|US20040166802 *||26 Feb 2003||26 Aug 2004||Ems Technologies, Inc.||Cellular signal enhancer|
|US20060203997 *||5 Oct 2005||14 Sep 2006||Bailey George R||Subscriber aggregated power|
|US20060205341 *||11 Mar 2006||14 Sep 2006||Ems Technologies, Inc.||Dual polarization wireless repeater including antenna elements with balanced and quasi-balanced feeds|
|US20060205343 *||11 Mar 2006||14 Sep 2006||Runyon Donald L||Wireless repeater with feedback suppression features|
|US20070232228 *||4 Apr 2006||4 Oct 2007||Mckay David L Sr||Wireless repeater with universal server base unit and modular donor antenna options|
|US20100029197 *||10 Aug 2009||4 Feb 2010||Andrew Llc||Repeaters for wireless communication systems|
|U.S. Classification||340/425.2, 379/348|

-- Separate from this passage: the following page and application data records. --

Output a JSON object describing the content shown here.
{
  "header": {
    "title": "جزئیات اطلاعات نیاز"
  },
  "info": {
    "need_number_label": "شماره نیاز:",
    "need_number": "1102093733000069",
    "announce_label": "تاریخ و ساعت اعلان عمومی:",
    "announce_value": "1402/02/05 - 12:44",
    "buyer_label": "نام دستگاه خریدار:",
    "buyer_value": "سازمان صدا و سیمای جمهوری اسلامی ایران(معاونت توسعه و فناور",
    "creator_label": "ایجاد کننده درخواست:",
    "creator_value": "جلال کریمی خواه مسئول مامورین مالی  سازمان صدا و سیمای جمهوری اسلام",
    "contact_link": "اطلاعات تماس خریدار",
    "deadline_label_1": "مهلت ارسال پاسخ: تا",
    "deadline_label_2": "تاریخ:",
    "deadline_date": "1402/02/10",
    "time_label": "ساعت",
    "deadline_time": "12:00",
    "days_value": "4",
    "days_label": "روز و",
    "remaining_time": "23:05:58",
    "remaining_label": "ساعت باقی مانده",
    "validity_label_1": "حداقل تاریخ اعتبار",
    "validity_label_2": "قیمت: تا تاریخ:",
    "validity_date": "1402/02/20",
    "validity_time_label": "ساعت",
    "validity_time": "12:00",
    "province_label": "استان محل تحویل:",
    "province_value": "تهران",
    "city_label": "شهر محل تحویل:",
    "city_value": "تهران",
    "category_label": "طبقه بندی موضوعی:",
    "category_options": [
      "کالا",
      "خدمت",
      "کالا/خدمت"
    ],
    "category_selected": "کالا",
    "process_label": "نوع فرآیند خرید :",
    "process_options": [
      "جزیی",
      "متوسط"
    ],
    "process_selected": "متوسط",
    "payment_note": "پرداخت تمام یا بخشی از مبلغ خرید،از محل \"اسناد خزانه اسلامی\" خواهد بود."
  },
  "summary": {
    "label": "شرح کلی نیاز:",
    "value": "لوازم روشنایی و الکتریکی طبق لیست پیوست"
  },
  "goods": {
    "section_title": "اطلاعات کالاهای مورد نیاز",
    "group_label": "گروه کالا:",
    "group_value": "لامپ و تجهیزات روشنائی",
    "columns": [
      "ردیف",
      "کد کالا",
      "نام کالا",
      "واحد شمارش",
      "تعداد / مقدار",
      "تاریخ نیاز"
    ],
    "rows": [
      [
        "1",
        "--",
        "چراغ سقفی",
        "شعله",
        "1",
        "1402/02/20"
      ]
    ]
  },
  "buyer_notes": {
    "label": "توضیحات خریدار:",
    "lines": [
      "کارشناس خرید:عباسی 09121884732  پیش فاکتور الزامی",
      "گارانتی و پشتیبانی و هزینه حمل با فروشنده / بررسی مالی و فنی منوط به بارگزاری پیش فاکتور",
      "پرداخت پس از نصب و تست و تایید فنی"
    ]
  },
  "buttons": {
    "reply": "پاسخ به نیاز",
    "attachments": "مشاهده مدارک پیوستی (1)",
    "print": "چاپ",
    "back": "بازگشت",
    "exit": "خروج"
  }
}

|International Classification||H02J3/00, H04B3/44|